Shortly after, Rick Stansbury stepped down from his long-held post as head coach and by the time his replacement was hired, nearly every player who had seen meaningful minutes was out the door.
The initial outlook for first-time head coach Rick Ray was, at the least, not great. Then, injuries ravaged his team as the first campaign neared and ultimately began, dropping his squad to as few as six available scholarship players at times, with a mix of suspensions over the course of that first season as Ray established a new culture both on the court and off.
All but three of the players he had were seeing game action at the Division I level for the first time, and of those three, two weren’t able to finish the season due to injury (and both have since left the program) while the third had his collegiate experience counted in minutes, not hours, having barely played his freshman year.

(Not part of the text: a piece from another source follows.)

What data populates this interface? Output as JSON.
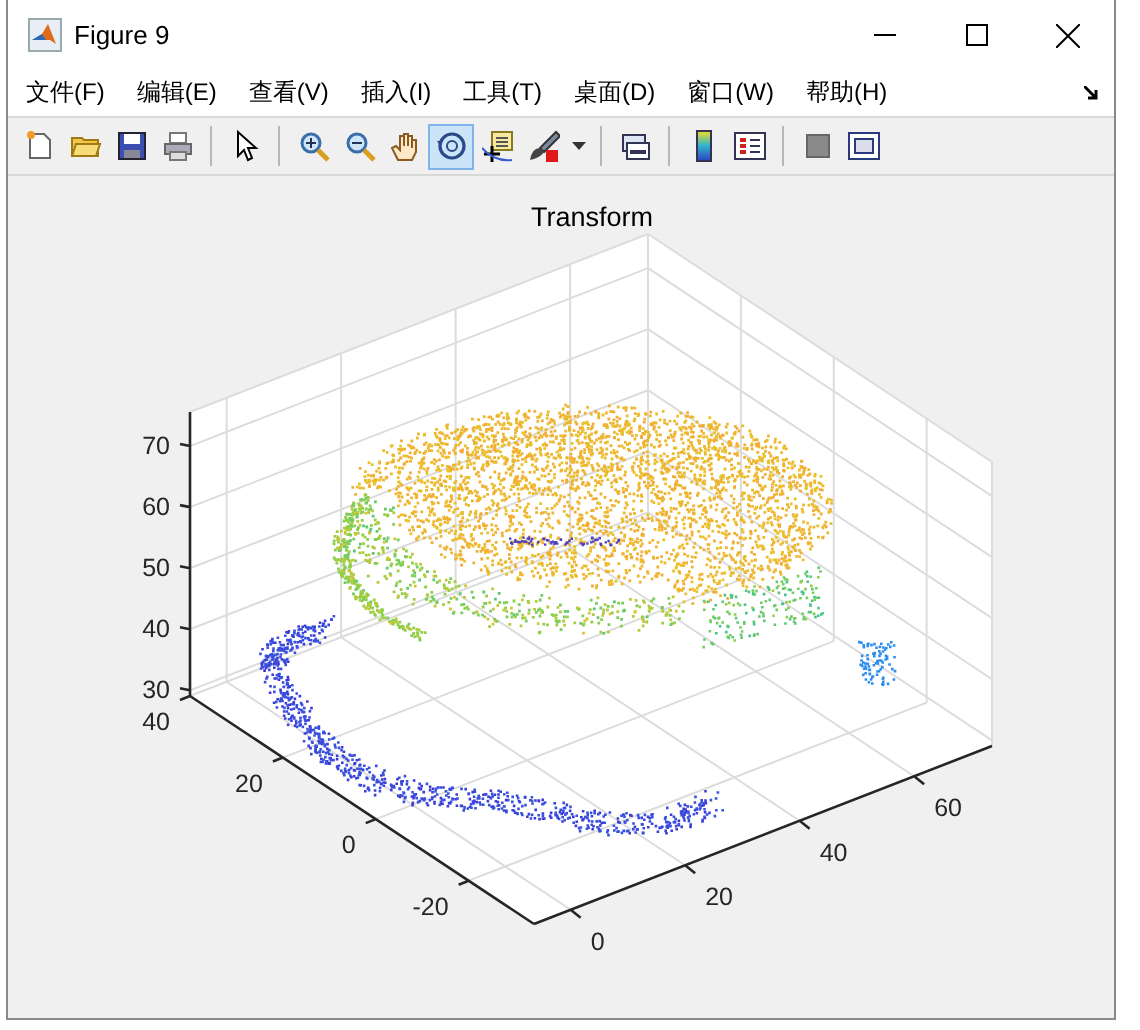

That Ray and his staff won 10 games in that season, getting their 10th win at the very end in the SEC Tournament, is a testament to their job as coaches.
Now, in year two, Ray’s Bulldogs have already matched that win total and the SEC portion of the schedule hasn’t even begun.
“I hope so, but now, if we’re sitting at 10 wins two months from now, it probably doesn’t say much about the progress of the program,” Ray joked. “But I really think it does. It’s a milestone, I think, when you get to 10 wins and you had 10 wins all of last season.”
To be sure, the non-conference schedule this season was more manageable than the last, at least from an RPI standpoint, but it hasn’t been without tough opponents or impressive wins, either.
The early jump in success is largely a result of the development of players, both individual and as a team, as freshman point guard IJ Ready was the only significant contributor in MSU’s 10th win this year who wasn’t on the team last year.
After that first season, Ray and his staff finally had a full and comfortable offseason with their players, one where guys like Gavin Ware dropped weight and others like Fred Thomas and Craig Sword gained some needed pounds. They shaped their bodies as well as their games, finally having a chance to work on things after their whirlwind first season.
Ray has said before that the biggest jump a player will make is from their first year to second, and with the number of first-year players he had last season, maybe the improvement to this point should have been anticipated.
Senior forward Colin Borchert, a junior college transfer who arrived in 2012, scored 22 points in the Bulldogs’ 10th win, along with five rebounds and five assists, one of the best games he’s had in his short career at MSU.
A night like that, he believes, is an example of why his team has improved so much.
“It just shows how much we’ve grown as players,” Borchert said. “Last year we were younger and didn’t have a lot of bodies and this year we’re kinda in the same spot, but we have no complaints. Coach Ray is doing a fantastic job coaching us and making sure we’re ready for each and every game. That’s the biggest thing, is us being out there and being ready.”
Borchert echoed his coach, though, saying this early double-digit milestone means very little if they don’t build on it, something Ray made a point of in the locker room after his Bulldogs took care of Maryland Eastern Shore.
“I talked to our guys about that,” Ray said. “Now, we’ve gotta see what we do from this point on. We’ve gotta go out and compete against SEC foes.”
With a team stocked with young talent and starting to jell, the potential is certainly there.
A freshman All-SEC selection last year, Ware has notched five double-doubles and had a career night his last time out, racking up 21 points and 16 rebounds alongside Borchert’s big performance.
Meanwhile, Sword, who had a five-game, 102-point stretch rivaling any in the SEC this season, had a quiet game, only scoring three points and taking three total shots.
The key, as Borchert pointed out, is that each has developed, each has become a better player over the course of the last year and change, forming a team dependent on each other as a group, not any one individual.
Someone like Thomas, a guy who is naturally a volume shooter, has been one of MSU’s best assets on defense. Ready’s presence and Trivante Bloodman’s experience have cut down on turnovers. Everyone has a role and most, if not all, seem to have embraced the style of their coach.
What this team looks like by season’s end is up to them and certainly not definite.
But the progress is clear and the demeanor of the group after reaching 10 wins already is one of a team uncaring and oblivious to where any anyone picked them to finish or what those around college basketball may think of them.
“It just boosts our confidence,” Ware said after their most recent win. “It helps us out going into SEC play. Our confidence level, intensity and competitiveness are high.”